I replied to an email which mentioned at the end:
Is such a reply correct/appropriate/common?
No, that just sounds weird. The "thank you" as an email signature is sort of a generic thank you to close the email with. You are being thanked for your time, any help or information you might be giving them, etc. You would be better off just signing off with a "thank you" of your own:
If they specifically thanked you in the body of the email for doing something, you could possibly say "You're welcome".
However, unless they are thanking you for something big, "No problem" would be better. For example if they just said "Thanks for the quick response", then "You're welcome" would not be appropriate. Ignoring it is also okay and possibly even preferable, as long as you add in a few polite words and thank yous of your own. This is because emails are sent with a whole message all in one go, and "You're welcome" is a verbal response meant for a back-and-forth conversation. If you ignored a thank you in person it would probably be rude, but in a letter or email you don't need to reply to every line as long as you remain courteous as a whole. For some reason "no problem" fits in better to the email format than "you're welcome".

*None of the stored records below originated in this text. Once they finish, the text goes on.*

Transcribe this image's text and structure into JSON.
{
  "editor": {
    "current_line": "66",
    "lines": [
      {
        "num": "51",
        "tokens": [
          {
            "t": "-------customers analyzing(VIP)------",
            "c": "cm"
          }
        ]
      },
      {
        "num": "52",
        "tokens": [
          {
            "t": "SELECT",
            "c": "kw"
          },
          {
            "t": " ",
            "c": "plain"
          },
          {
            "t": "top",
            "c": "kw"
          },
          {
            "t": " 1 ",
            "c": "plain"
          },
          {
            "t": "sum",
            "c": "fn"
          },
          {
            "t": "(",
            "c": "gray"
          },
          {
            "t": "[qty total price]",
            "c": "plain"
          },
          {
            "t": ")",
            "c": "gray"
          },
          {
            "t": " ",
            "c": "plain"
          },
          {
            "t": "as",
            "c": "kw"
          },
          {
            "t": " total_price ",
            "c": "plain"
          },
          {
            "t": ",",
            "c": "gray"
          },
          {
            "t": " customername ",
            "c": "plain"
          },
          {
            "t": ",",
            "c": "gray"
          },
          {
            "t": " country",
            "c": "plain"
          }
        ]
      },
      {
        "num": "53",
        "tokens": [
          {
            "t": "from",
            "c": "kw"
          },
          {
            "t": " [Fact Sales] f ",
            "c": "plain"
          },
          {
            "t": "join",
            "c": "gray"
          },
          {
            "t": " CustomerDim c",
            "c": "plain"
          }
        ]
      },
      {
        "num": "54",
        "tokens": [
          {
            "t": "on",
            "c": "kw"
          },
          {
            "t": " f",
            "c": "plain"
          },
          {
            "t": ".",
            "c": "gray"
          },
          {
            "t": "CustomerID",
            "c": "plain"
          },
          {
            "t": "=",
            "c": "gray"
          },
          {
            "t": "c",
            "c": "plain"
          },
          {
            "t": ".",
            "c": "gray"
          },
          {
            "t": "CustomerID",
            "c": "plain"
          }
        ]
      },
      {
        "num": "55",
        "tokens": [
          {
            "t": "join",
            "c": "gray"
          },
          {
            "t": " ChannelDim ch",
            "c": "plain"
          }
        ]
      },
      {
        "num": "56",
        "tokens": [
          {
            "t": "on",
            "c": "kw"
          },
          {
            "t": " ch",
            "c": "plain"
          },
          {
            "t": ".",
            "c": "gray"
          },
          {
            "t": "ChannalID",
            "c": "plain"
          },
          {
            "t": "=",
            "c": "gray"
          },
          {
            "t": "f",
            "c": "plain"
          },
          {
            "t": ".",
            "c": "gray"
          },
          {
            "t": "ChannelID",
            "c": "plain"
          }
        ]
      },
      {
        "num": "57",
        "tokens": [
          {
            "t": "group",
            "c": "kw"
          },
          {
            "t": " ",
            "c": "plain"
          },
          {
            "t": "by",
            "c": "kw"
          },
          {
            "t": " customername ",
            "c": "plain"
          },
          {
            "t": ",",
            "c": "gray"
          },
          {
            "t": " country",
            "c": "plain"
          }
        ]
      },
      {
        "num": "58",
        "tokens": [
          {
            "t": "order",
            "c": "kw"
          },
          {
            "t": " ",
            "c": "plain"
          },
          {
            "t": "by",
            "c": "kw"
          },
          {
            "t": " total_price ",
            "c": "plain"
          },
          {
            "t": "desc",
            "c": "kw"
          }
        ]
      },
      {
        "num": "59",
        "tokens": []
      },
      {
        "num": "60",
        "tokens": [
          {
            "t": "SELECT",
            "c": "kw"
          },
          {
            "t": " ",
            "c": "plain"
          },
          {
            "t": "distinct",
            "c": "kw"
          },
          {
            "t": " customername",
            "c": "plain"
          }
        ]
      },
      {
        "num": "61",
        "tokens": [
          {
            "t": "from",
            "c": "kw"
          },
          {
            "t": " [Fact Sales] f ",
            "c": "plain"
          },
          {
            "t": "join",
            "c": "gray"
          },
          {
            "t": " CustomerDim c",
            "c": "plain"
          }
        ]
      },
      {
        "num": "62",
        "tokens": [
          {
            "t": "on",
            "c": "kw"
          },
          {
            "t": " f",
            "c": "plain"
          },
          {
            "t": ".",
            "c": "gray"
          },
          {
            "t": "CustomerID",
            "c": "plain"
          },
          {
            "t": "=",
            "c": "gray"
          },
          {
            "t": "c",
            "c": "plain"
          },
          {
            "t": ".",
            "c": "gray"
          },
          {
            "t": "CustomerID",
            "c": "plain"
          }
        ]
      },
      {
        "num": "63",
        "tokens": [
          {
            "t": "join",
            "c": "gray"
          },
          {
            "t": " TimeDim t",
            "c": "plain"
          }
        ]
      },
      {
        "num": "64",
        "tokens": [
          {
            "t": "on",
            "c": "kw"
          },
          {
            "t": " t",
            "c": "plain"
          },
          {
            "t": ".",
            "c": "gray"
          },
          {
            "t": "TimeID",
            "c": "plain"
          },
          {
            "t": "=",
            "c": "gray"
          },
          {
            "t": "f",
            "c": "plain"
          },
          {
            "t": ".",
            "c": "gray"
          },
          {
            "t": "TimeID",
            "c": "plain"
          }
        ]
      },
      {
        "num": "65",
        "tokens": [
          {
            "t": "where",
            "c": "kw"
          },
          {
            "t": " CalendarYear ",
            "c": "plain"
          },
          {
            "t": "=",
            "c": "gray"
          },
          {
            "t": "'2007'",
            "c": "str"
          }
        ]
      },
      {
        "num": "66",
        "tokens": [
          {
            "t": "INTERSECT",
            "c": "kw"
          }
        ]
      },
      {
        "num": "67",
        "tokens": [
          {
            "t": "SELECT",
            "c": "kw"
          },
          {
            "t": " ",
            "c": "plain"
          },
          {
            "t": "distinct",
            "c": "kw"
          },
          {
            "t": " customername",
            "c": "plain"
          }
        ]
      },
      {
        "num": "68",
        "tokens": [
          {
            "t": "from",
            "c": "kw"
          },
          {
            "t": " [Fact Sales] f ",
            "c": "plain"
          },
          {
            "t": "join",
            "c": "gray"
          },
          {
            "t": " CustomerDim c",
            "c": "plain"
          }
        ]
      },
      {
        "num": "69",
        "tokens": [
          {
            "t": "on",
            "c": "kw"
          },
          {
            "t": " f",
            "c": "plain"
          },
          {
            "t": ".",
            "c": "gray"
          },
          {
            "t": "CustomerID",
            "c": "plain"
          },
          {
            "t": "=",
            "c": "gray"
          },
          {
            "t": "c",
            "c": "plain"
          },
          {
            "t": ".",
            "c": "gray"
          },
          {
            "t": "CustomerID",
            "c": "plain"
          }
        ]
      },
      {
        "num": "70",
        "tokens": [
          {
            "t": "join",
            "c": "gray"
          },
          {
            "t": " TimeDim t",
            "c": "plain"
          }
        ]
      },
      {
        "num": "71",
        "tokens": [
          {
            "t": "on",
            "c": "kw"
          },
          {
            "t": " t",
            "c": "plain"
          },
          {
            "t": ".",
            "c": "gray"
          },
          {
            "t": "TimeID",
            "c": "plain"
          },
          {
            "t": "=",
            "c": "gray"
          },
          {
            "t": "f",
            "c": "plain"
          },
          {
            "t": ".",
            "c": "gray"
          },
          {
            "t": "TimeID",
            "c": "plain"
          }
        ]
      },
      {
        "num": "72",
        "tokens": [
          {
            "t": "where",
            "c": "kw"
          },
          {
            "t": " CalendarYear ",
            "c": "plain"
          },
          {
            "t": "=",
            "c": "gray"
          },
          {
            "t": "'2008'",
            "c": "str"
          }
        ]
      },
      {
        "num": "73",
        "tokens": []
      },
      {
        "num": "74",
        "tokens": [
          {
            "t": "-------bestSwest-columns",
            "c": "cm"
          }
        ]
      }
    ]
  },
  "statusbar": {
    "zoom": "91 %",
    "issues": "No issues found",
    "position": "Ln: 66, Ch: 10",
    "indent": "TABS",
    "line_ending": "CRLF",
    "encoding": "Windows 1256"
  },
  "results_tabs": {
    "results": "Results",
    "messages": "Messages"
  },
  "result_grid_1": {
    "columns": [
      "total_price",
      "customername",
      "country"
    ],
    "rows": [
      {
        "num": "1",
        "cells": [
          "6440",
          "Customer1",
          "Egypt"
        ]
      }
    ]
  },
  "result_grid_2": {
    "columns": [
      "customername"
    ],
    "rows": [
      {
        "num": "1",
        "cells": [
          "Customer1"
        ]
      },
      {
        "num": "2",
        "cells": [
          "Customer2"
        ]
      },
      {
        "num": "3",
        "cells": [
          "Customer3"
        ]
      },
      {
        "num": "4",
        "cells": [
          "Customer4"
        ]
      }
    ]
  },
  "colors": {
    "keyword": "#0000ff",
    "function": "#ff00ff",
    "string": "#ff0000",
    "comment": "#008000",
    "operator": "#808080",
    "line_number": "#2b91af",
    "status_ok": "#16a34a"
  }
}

There was a recent topic on the differences between "you're welcome" and "no problem", but little of it applies to written communications. The email format is quite different because it's more of a missive than a conversation (whereas text or online messaging is still a conversation, even though it's written). However, you might still find reading around the topic interesting/useful so I have included it.
In summary, a lot of the time it would be more normal to not respond to the thanks directly (especially if it's just a signature-thanks) and just sign off with a "Thank you" or "Many thanks" of your own.
It depends on context.
Implies that the reader is performing some task at your request.
Implies that you have done something at the request of the reader.
Neither is a good idea for a general-purpose salutation (either "Regards" or "Sincerely" are traditional choices), but both can be correct if driven by the content of the message.